• [TASK]:
In the material below, count the lines with the word "value" and state that number only.
========
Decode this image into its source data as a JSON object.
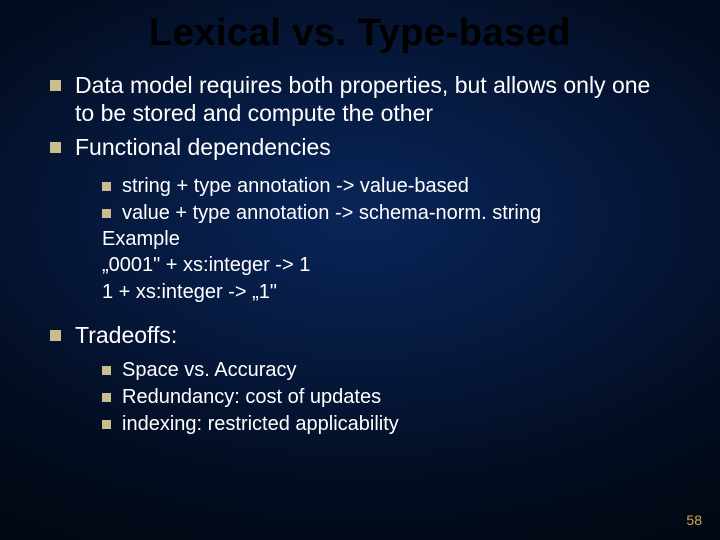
{
  "title": "Lexical vs. Type-based",
  "b1": "Data model requires both properties, but allows only one to be stored and compute the other",
  "b2": "Functional dependencies",
  "s1": "string + type annotation -> value-based",
  "s2": "value + type annotation -> schema-norm. string",
  "ex_head": "Example",
  "ex_l1": "„0001\" + xs:integer -> 1",
  "ex_l2": "1 + xs:integer -> „1\"",
  "b3": "Tradeoffs:",
  "t1": "Space vs. Accuracy",
  "t2": "Redundancy:  cost of updates",
  "t3": "indexing: restricted applicability",
  "page": "58"
}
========
• [THE COMPLETED TASK]:
2